"History is written by the victors," Winston Churchill famously said. (The irony, I'm sure, was unintentional; Churchill himself being one of those 'victors' who, while best known for leading Western Europe through WWII, was a white, straight, cis-het man with violent imperialist ambitions and was unabashedly racist.)
In artificial intelligence (AI), too, it seems, future predictions — whether of company performance, advertising effectiveness, and in the recent case of Amazon's AI recruiting and hiring tool — are also determined by the "victors."
Reuters reported last week that, like a lot of large enterprise tech companies, Amazon attempted to leverage AI and machine learning to help its HR teams process the multitude of resumes and job applications it received. In simple terms, Amazon fed its AI tool historical data on past successful hires and tasked it with looking for similar traits, skills, and experience in new resumes.
Can you guess what happened? The AI displayed a bias against women. This is not surprising, nor is this the first incident of its kind.
I was talking yesterday with Chris Nicholson, CEO of AI/deep learning company Skymind and the co-creator of the Deeplearning4J framework, about this exact problem.
"AI is only as smart and as accurate as the historical data you're feeding it. So, of course, you look at history; the literary canon - most of Western history, and if you're an AI, you assume, 'Oh, I guess only white dudes accomplished anything,'" he said. "You're feeding it biased data, so of course it's going to spit out biased results!"
Ankit Somani, co-founder of AI recruiting software company AllyO, said the same earlier this year.
"In tech, if you're looking at candidates for technical roles, the majority are going to be white men. So if you just throw all those inputs into the system and go with whatever comes out, then you'll see your system making the correlation between, say, a developer and then associating that with a white man," Somani told me. "Based on the data it received, it's not wrong. But if you aren't understanding how the current lack of diversity is impacting these systems, then you can exacerbate the problem."
Even when Amazon engineers edited the tool to mitigate the bias, there wasn't a guarantee that the tool wouldn't devise other discriminatory ways to sort candidates — so the tool was scrapped.
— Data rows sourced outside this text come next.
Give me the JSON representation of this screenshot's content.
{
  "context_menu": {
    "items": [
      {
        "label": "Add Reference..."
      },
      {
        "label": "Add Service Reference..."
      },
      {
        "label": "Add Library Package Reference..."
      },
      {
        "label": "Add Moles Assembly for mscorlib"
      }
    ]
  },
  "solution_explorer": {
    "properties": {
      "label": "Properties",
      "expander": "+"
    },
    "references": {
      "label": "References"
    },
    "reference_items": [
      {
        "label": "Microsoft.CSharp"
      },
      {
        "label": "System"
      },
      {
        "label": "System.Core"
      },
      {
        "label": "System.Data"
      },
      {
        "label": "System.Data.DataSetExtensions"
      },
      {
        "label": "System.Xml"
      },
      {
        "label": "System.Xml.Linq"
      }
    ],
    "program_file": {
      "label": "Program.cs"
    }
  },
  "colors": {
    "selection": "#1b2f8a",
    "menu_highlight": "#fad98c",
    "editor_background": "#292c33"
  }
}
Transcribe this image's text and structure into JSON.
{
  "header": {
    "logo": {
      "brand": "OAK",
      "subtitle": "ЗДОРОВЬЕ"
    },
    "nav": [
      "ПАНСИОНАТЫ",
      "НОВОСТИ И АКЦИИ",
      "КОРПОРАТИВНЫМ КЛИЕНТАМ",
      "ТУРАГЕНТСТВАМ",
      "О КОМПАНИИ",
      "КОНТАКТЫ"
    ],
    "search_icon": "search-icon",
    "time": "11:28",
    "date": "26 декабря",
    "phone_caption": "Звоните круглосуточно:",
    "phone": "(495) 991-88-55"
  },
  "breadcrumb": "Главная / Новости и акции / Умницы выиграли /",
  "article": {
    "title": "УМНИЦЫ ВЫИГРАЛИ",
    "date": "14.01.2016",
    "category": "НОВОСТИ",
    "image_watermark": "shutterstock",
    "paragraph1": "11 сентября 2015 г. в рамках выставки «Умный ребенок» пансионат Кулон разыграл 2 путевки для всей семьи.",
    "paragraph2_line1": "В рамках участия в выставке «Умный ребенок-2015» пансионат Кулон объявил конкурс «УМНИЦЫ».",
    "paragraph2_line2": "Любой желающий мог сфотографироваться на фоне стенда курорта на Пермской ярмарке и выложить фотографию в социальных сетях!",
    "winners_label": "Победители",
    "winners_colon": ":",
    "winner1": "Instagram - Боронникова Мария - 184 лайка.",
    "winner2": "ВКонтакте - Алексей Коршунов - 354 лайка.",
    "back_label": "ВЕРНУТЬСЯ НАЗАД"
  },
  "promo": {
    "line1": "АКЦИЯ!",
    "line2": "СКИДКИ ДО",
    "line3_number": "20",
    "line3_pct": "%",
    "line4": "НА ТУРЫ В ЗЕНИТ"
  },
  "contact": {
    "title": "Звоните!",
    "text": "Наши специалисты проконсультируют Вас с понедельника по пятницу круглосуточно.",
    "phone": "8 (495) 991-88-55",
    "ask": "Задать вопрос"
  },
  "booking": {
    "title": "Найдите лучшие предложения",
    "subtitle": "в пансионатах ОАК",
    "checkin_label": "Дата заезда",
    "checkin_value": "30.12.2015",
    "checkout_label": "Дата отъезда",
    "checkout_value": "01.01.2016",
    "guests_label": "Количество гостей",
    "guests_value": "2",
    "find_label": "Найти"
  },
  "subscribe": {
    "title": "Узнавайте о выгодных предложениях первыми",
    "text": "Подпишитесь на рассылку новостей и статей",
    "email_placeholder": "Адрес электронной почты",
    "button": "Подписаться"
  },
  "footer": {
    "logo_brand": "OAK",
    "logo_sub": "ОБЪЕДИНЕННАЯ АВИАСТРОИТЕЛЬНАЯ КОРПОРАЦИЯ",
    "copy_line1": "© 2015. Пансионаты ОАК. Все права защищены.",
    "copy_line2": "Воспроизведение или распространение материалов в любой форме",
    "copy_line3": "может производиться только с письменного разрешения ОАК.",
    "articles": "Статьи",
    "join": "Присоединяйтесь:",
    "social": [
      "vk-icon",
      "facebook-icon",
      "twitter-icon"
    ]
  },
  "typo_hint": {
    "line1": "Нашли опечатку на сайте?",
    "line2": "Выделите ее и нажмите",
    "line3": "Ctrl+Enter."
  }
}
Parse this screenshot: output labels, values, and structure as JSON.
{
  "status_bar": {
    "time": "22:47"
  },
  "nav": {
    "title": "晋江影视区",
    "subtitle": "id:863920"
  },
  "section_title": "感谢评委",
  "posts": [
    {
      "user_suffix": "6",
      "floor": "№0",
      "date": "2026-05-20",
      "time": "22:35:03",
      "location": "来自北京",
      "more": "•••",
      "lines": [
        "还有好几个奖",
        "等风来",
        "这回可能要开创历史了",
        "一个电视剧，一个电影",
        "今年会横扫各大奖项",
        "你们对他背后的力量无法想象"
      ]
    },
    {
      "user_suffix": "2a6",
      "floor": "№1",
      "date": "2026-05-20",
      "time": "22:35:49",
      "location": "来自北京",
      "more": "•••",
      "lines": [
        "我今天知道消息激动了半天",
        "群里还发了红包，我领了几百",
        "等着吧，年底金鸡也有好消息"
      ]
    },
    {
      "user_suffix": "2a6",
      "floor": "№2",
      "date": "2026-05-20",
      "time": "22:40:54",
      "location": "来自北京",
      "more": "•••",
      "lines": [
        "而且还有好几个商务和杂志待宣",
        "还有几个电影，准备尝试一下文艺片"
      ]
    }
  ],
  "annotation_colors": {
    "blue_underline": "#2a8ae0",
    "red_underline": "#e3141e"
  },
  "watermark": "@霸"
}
There's obviously a lot of potential for AI in the recruiting space, but first the huge problem of bias has to be addressed, otherwise it's just exacerbating tech's representation problem. Unfortunately, as Nihar Shah, who teaches machine learning at Carnegie Mellon University, said in the Reuters article, there is still much work to do.
"How to ensure that the algorithm is fair, how to make sure the algorithm is really interpretable and explainable — that's still quite far off," he said.